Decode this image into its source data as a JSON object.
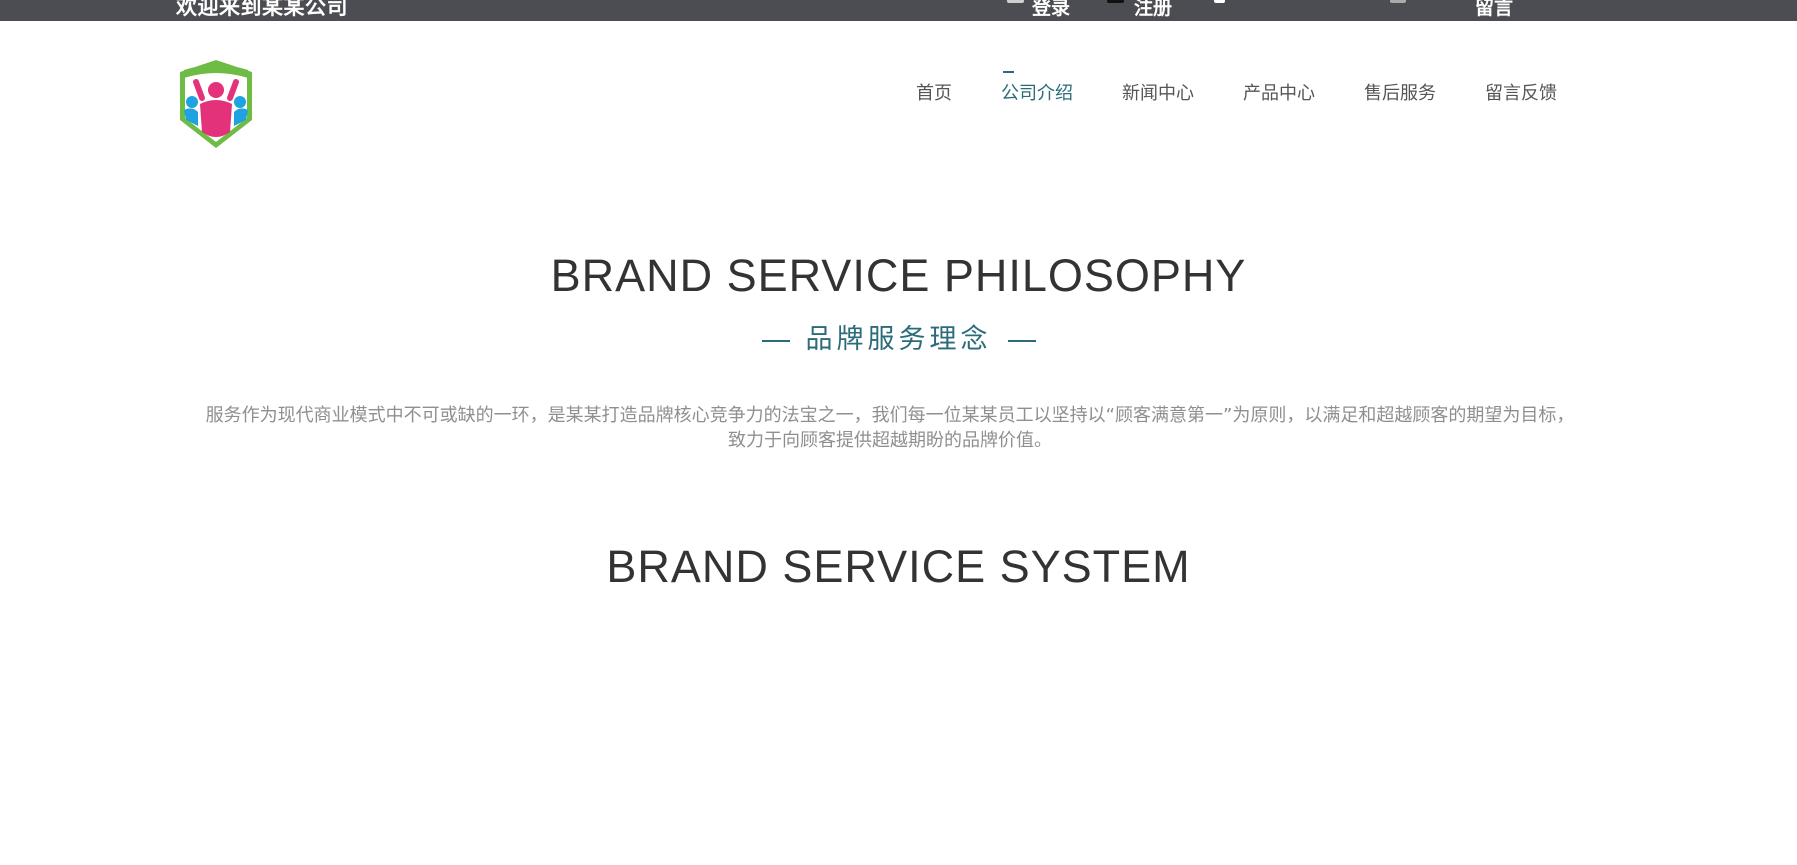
{
  "topbar": {
    "welcome": "欢迎来到某某公司",
    "items": [
      "登录",
      "注册",
      "",
      "",
      "留言"
    ],
    "colors": {
      "background": "#4b4d52"
    }
  },
  "nav": {
    "items": [
      "首页",
      "公司介绍",
      "新闻中心",
      "产品中心",
      "售后服务",
      "留言反馈"
    ],
    "active_index": 1,
    "active_color": "#2b6b7a"
  },
  "philosophy": {
    "title": "BRAND SERVICE PHILOSOPHY",
    "subtitle": "品牌服务理念",
    "description": "服务作为现代商业模式中不可或缺的一环，是某某打造品牌核心竞争力的法宝之一，我们每一位某某员工以坚持以“顾客满意第一”为原则，以满足和超越顾客的期望为目标，致力于向顾客提供超越期盼的品牌价值。"
  },
  "system": {
    "title": "BRAND SERVICE SYSTEM"
  },
  "icons": {
    "logo": "child-welfare-badge-logo",
    "topbar": [
      "user-icon",
      "register-icon",
      "phone-icon",
      "mail-icon"
    ]
  }
}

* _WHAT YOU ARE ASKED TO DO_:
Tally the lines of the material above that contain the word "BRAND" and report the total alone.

* _EXERCISE OUTPUT_:
2